(Entries from a dataset of interfaces)
◇ ◇ ◇
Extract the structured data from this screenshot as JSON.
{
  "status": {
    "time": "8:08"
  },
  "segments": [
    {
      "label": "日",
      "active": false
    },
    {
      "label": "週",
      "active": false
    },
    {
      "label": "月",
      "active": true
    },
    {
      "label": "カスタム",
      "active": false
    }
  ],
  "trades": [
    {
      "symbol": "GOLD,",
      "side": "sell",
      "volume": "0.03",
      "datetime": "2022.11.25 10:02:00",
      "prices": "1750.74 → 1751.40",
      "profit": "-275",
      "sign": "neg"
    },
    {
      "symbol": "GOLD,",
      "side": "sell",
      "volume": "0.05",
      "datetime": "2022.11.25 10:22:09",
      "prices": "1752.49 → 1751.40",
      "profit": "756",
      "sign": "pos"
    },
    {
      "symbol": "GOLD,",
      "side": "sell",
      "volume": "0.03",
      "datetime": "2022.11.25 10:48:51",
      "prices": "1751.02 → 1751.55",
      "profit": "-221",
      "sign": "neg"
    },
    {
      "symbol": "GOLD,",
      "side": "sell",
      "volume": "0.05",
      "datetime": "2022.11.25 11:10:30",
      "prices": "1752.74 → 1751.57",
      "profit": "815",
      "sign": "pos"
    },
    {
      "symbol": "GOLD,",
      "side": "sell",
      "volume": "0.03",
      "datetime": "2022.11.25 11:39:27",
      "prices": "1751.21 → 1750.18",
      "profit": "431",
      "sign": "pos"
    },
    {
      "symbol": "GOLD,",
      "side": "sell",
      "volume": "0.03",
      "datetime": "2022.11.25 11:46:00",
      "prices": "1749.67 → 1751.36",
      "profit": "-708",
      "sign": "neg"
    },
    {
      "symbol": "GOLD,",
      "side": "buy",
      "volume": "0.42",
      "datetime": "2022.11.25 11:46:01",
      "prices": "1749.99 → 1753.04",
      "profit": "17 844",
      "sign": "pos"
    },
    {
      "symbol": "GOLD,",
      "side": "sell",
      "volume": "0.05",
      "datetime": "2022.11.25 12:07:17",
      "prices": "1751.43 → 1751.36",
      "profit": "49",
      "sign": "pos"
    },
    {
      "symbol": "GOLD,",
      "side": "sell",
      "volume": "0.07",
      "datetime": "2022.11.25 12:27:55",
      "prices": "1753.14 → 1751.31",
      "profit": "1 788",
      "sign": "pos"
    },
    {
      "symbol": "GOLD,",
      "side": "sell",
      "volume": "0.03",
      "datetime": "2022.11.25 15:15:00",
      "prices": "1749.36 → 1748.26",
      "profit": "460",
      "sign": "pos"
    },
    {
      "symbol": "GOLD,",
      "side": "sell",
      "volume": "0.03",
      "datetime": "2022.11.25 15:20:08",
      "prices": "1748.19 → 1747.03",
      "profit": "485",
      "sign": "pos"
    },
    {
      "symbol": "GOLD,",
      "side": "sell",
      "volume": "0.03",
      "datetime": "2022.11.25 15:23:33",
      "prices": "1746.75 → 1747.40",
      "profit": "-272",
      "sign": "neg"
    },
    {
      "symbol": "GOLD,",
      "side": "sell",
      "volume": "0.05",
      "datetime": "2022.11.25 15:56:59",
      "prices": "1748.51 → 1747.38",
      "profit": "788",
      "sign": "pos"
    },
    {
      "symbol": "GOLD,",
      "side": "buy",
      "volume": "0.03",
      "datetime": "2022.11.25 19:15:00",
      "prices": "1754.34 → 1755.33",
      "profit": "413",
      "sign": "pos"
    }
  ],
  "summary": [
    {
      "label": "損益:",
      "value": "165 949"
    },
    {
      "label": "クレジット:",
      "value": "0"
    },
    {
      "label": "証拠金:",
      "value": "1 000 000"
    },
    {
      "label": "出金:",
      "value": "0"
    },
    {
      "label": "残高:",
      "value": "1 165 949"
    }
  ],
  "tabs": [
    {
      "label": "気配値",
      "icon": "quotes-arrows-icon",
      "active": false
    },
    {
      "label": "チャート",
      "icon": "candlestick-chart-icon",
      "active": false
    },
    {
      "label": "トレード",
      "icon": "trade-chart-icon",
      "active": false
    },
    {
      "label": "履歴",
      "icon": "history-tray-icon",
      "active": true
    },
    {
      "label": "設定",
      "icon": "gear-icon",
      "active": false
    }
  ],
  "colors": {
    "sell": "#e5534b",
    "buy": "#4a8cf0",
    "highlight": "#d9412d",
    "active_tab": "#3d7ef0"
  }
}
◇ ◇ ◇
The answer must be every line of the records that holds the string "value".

- ANSWER SECTION:
      "value": "165 949"
      "value": "0"
      "value": "1 000 000"
      "value": "0"
      "value": "1 165 949"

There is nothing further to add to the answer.